*This post was originally published by Fair Observer.
Glenn Ojeda Vega and German Peinado Delgado | This has been a critical year for Colombian politics. In March, a new congress was elected and, three months later, Iván Duque won the presidency when he defeated the former mayor of Bogotá, Gustavo Petro. The new congress was sworn in on July 20, and the new president is expected to do the same on August 7.
Nonetheless, the new head of state has already made some key ministerial and cabinet announcements. The first major appointment is that of Alberto Carrasquilla as minister of finance, position that he held previously between 2003 and 2007, during the presidency of Alvaro Uribe. Carrasquilla has also been named head of the transition team, which has been particularly well received by figures such as Juan Jose Echeverria, governor of Colombia’s Central Bank; Santiago Castro Gomez, president of the Banker’s Association; and Julian Dominguez, president of the Chambers of Commerce Association. The fact that Carrasquilla is leading the handover from current President Juan Manuel Santos signals that the incoming administration wants to reassure markets and investors about Colombia’s pro-growth and business friendly agenda.
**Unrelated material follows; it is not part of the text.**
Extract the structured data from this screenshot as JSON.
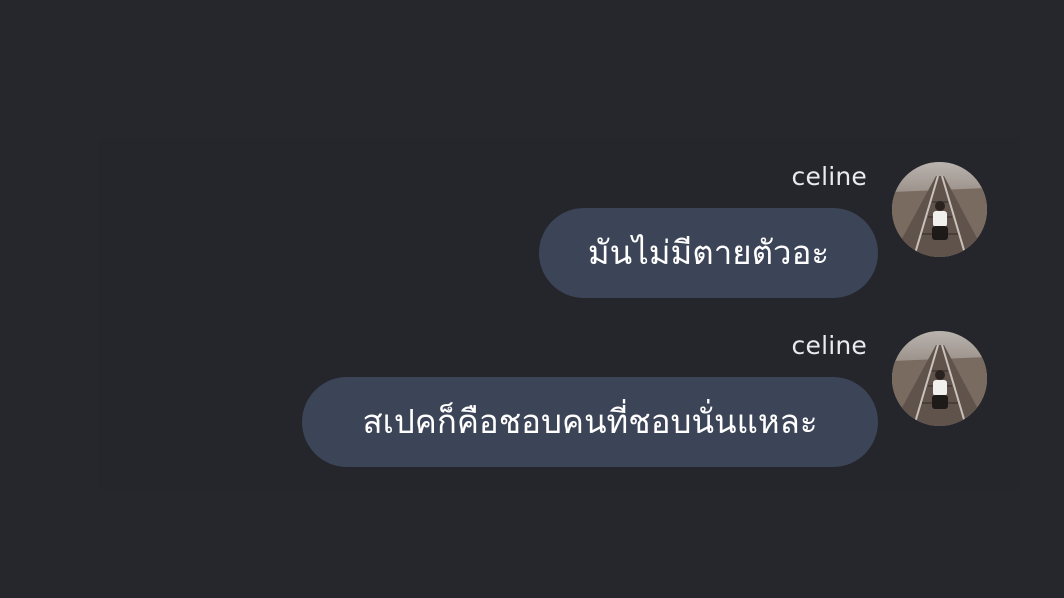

Other important appointments thus far include that of the economist Andrés Valencia as minister of agriculture; lawyer Nancy Gutierrez as minister of the interior; economist José Manuel Restrepo as minister of commerce and industry; surgeon Juan Pablo Uribe as minister of health; geologist Ricardo Lozano as minister of environment; economist María Angulo as minister of education; and economist Jonathan Malagón as minister of housing. President-elect Duque’s predilection for naming economists and lawyers to key posts in his administration should come as no surprise given his own background as a lawyer who spent years with the Inter-American Development Bank in Washington DC.
During the coming weeks, the rest of the new cabinet, as well as key ambassadors, are expected to be announced. Nevertheless, being an establishment figure, Duque is expected to continue naming individuals with experience working with the former Santos, Uribe and Pastrana governments.
On the legislative front, the Duque administration will count with a majority coalition in congress led by his party, the Democratic Center (founded in 2013 by Alvaro Uribe). This governing coalition is made up of most of the traditional and center-right parties in the country. Furthermore, President-elect Duque has the political support of former Presidents Uribe, Andres Pastrana and Cesar Gaviria. However, the opposition also counts a significant and organized representation with key national figures, such as Gustavo Petro, Antanas Mockus, Jorge Robledo and Aída Avella. During its first year, Duque’s administration will have to tackle key domestic issues such as justice, tax and pension reforms as well as the implementation of the Havana peace agreement with the FARC (Revolutionary Armed Forces of Colombia).
In terms of foreign policy, President-elect Duque has had a very clear agenda. His first foreign trips were to the United States and Spain, where he met with leaders in both the business and public sectors. During Duque’s recent visit to Washington, he met with Vice-President Mike Pence; Secretary of State Mike Pompeo; Jim Carroll, head of the Office of National Drug Control Policy; National Security Adviser John Bolton; Gina Haspel, director of the CIA; and Senator Marco Rubio. Similarly, during a recent visit to Miami, he met with Florida’s other senator, Bill Nelson, as well as the state governor, Rick Scott. The most pressing bilateral issues between the two countries include combatting illegal trafficking, eradicating illicit crops throughout Colombia, dealing with the ongoing crisis in Venezuela, advancing hemispheric security and fostering economic ties.
On the multilateral front, Duque met with the secretary general of the Organization of American States (OAS), Luis Almagro, as well as the director of the International Monetary Fund (IMF), Christine Lagarde. During this time, Duque also announced his intention of withdrawing Colombia from the Union of South American Nations, given the organization’s failure to condemn abuses of power in countries like Venezuela. These gestures by the president-elect set a clear tone for a foreign policy that is committed to the democratic and liberal order advanced by the inter-American system promoted by the OAS. Simultaneously, Duque has also participated in multiple academic and business forums, meeting with personalities such as Barack Obama, writer Mario Vargas Llosa and businessman Florentino Pérez.
During his visit to Spain, Duque met with the King Felipe VI; former Prime Minister Jose Maria Aznar; the current prime minister, Pedro Sánchez; and Madrid’s mayor, Manuela Carmena. These meeting afforded the incoming president the opportunity to convey his intent to reinforce commercial and diplomatic relations between both countries. During these visits, Duque has been accompanied by lawyer Carlos Holmes Trujillo, who has been appointed foreign secretary. Holmes Trujillo has a respected political career, having served as a diplomat since the 1990s and standing as the vice-presidential candidate for the Democratic Center party in 2014.
It is clear that president-elect Duque’s foreign policy will center on reinforcing ties with Colombia’s traditional allies and securing international support for the administration’s agenda.
*This post was originally published by Fair Observer.